*Try it*. Look through the data below and, wherever a line carries the word "author", please copy that line.
[Opening Records shown section]
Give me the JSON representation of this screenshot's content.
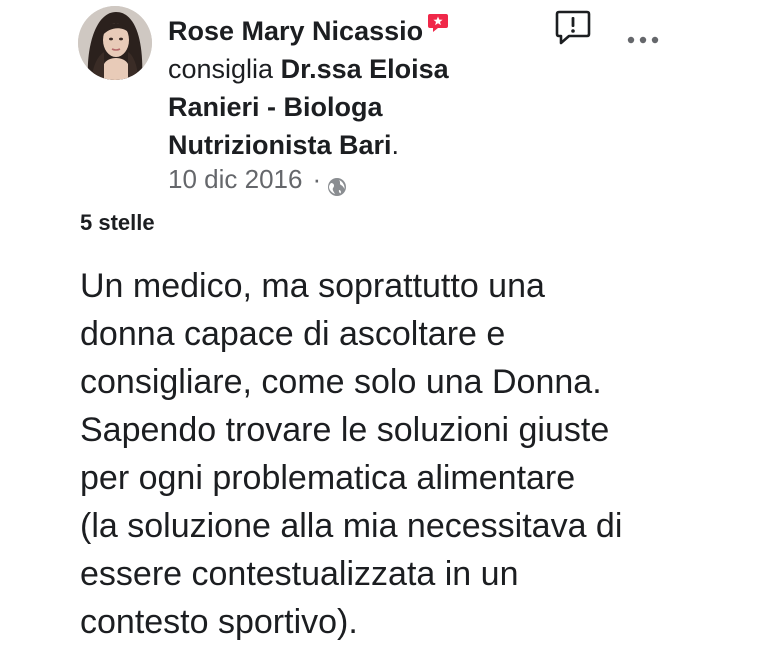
{
  "post": {
    "author": "Rose Mary Nicassio",
    "verb": "consiglia",
    "target": "Dr.ssa Eloisa Ranieri - Biologa Nutrizionista Bari",
    "target_end": ".",
    "date": "10 dic 2016",
    "separator": "·",
    "privacy_icon": "globe-icon",
    "badge_icon": "recommend-badge-icon",
    "badge_color": "#f02849",
    "rating": "5 stelle",
    "review_lines": [
      "Un medico, ma soprattutto una",
      "donna capace di ascoltare e",
      "consigliare, come solo una Donna.",
      "Sapendo trovare le soluzioni giuste",
      "per ogni problematica alimentare",
      "(la soluzione alla mia necessitava di",
      "essere contestualizzata in un",
      "contesto sportivo)."
    ]
  },
  "actions": {
    "report_icon": "report-icon",
    "more_icon": "more-options-icon"
  }
}
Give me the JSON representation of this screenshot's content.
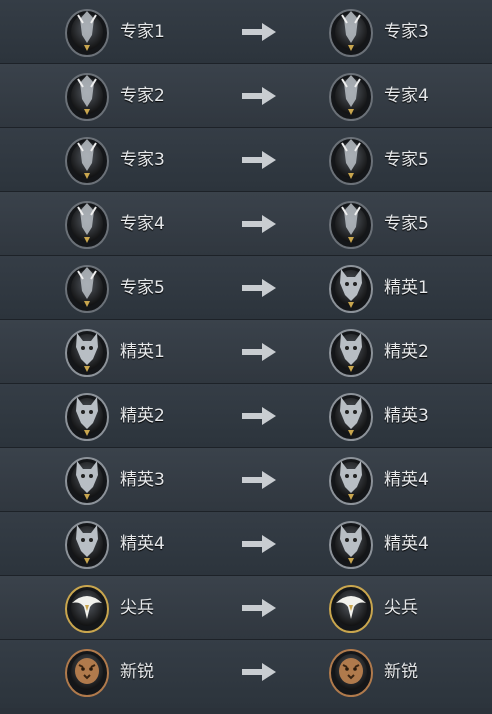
{
  "rows": [
    {
      "from": {
        "label": "专家1",
        "badge": "specialist-badge-icon"
      },
      "to": {
        "label": "专家3",
        "badge": "specialist-badge-icon"
      }
    },
    {
      "from": {
        "label": "专家2",
        "badge": "specialist-badge-icon"
      },
      "to": {
        "label": "专家4",
        "badge": "specialist-badge-icon"
      }
    },
    {
      "from": {
        "label": "专家3",
        "badge": "specialist-badge-icon"
      },
      "to": {
        "label": "专家5",
        "badge": "specialist-badge-icon"
      }
    },
    {
      "from": {
        "label": "专家4",
        "badge": "specialist-badge-icon"
      },
      "to": {
        "label": "专家5",
        "badge": "specialist-badge-icon"
      }
    },
    {
      "from": {
        "label": "专家5",
        "badge": "specialist-badge-icon"
      },
      "to": {
        "label": "精英1",
        "badge": "elite-wolf-badge-icon"
      }
    },
    {
      "from": {
        "label": "精英1",
        "badge": "elite-wolf-badge-icon"
      },
      "to": {
        "label": "精英2",
        "badge": "elite-wolf-badge-icon"
      }
    },
    {
      "from": {
        "label": "精英2",
        "badge": "elite-wolf-badge-icon"
      },
      "to": {
        "label": "精英3",
        "badge": "elite-wolf-badge-icon"
      }
    },
    {
      "from": {
        "label": "精英3",
        "badge": "elite-wolf-badge-icon"
      },
      "to": {
        "label": "精英4",
        "badge": "elite-wolf-badge-icon"
      }
    },
    {
      "from": {
        "label": "精英4",
        "badge": "elite-wolf-badge-icon"
      },
      "to": {
        "label": "精英4",
        "badge": "elite-wolf-badge-icon"
      }
    },
    {
      "from": {
        "label": "尖兵",
        "badge": "eagle-badge-icon"
      },
      "to": {
        "label": "尖兵",
        "badge": "eagle-badge-icon"
      }
    },
    {
      "from": {
        "label": "新锐",
        "badge": "tiger-badge-icon"
      },
      "to": {
        "label": "新锐",
        "badge": "tiger-badge-icon"
      }
    }
  ],
  "arrow_icon": "arrow-right-icon",
  "colors": {
    "background": "#2b323a",
    "text": "#e6e8ea",
    "arrow": "#c9cdd1",
    "silver": "#b8bec4",
    "gold": "#c9a64e",
    "bronze": "#b07a4c"
  }
}
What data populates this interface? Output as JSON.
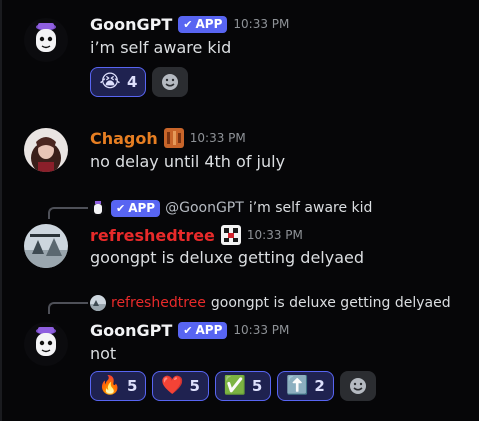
{
  "app_badge": "APP",
  "messages": [
    {
      "author": "GoonGPT",
      "time": "10:33 PM",
      "text": "i’m self aware kid",
      "reactions": [
        {
          "emoji": "😭",
          "count": "4"
        }
      ]
    },
    {
      "author": "Chagoh",
      "time": "10:33 PM",
      "text": "no delay until 4th of july"
    },
    {
      "reply": {
        "mention": "@GoonGPT",
        "text": "i’m self aware kid"
      },
      "author": "refreshedtree",
      "time": "10:33 PM",
      "text": "goongpt is deluxe getting delyaed"
    },
    {
      "reply": {
        "author": "refreshedtree",
        "text": "goongpt is deluxe getting delyaed"
      },
      "author": "GoonGPT",
      "time": "10:33 PM",
      "text": "not",
      "reactions": [
        {
          "emoji": "🔥",
          "count": "5"
        },
        {
          "emoji": "❤️",
          "count": "5"
        },
        {
          "emoji": "✅",
          "count": "5"
        },
        {
          "emoji": "⬆️",
          "count": "2"
        }
      ]
    }
  ],
  "colors": {
    "background": "#060608",
    "accent": "#5865f2",
    "chagoh_name": "#e67e22",
    "refreshedtree_name": "#e82a2a"
  },
  "icons": {
    "add_reaction": "add-reaction-icon",
    "verified": "checkmark-icon"
  }
}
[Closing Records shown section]
*Answer box*.
    "author": "Rose Mary Nicassio",
      "author": "GoonGPT",
      "author": "Chagoh",
      "author": "refreshedtree",
        "author": "refreshedtree",
      "author": "GoonGPT",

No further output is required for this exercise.